Back when the city was creating the so-called North Shore, some of us groused about how isolated the new developments were from the traditional North Side. Separated by railroad tracks and dimly lit tunnels, it was as if the whole sports-and-entertainment complex had been designed to shield visitors from the rest of us. Even the geographically dubious new name — rivers have banks, not shores — seemed like an effort to distance the area from nearby urban neighborhoods: You wouldn't want visitors to worry about encountering violent behavior and substance abuse in town, after all.
Funny how things work out, isn't it? After this past weekend' s Kenny Chesney concert, quarantining the North Shore doesn't seem like such a bad idea.
As you may have heard, Chesney drew more than 50,000 people to Heinz Field, many of whom spent hours tailgating on sun-baked parking lots for hours before the show even began. Not surprisingly, at least 10 large fights broke out, according to police spokeswoman Diane Richard; police carried out more than 70 arrests and Tased at least one person.
Media accounts, meanwhile, made much of the trash Chesney's fans had left behind: a Pittsburgh Post-Gazette review referred to the damage wrought by "Hurricane Kenny," while WPXI' s cameras captured an abandoned recliner, lying forlornly amid the refuse. ("We're not quite sure what that's about," anchor Jennifer Abernathy said in her best amused-newscaster voice.) Social media was shocked too, with a Facebook page calling for a ban on future Kenny Chesney concerts, among other online protests. On news sites, comments stereotyped Chesney fans as "white trash," and surmised that everyone involved must have come from, like, West Virginia. No real Pittsburgher would act this way, surely.

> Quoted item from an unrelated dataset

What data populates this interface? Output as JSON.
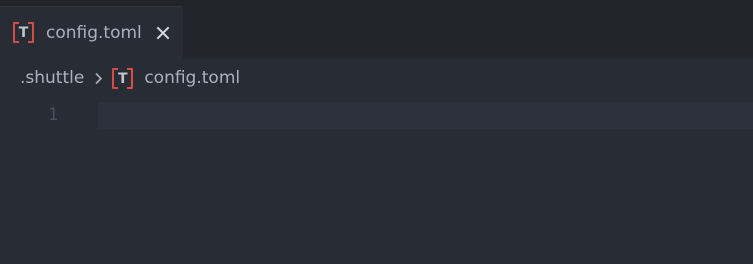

Personally, I don' t think the socioeconomic status, or the ZIP code, of Kenny Chesney fans are the issue. Some of the trucks in the parking lots, not to mention the boats moored along the river, look like they cost far more than the down payment on my house. And the behavior wasn't that different from what we've seen on the streets of Oakland after a Super Bowl win, or Downtown during St. Patrick' s Day. Those people can' t all be from Morgantown.
The issue is the mindset you create by transforming whole swaths of your city into urban funzones — or "entertainment districts," as urban planners like to call them. Developing destinations like Heinz Field and PNC Park, we were told, would generate "vitality" and help with "youth retention." And it was supposed to be easy money: Many of the people such destinations attract leave as quickly as they came, so you don' t have to invest much in schools or other long-term capital. The problem, though, is that they don' t have much of a long-term investment in you, either. And some percentage of that crowd is guaranteed to act like morons.
And if you have to have urban funzones, the North Shore may be the best Pittsburgh can hope for — in part because of the very qualities that make it so problematic the rest of the year: its oceanic parking lots, its relative isolation from real neighborhoods, even the gentrifying name. At least when those Chesney fans got into fistfights, the people getting hurt were other Chesney fans. At least when they urinated in public, it was on each other' s pick-up trucks, not on some hapless retiree' s doorstep.
Other neighborhoods are dealing with the excesses that come with being an entertainment district. Over on the South Side, a "Responsible Hospitality Initiative" is being tested as a model for balancing the needs of residents and business owners with the rampaging hordes of Carson Street. But maybe the Chesney concert provides another option:
Instead of trying to rein in the frat boys of Carson Street, let them round themselves up, and concentrate themselves in areas far removed from where civilized folks dwell. Put them in a nice, open area where there is nowhere to hide. Have lots of cops on hand. And if the revelers get out of line, take a page from the G-20 conference and hit them with the deafening siren of the LRAD.
And if they happen to be fans of country music, you might even be doing them a favor. Along with everybody else.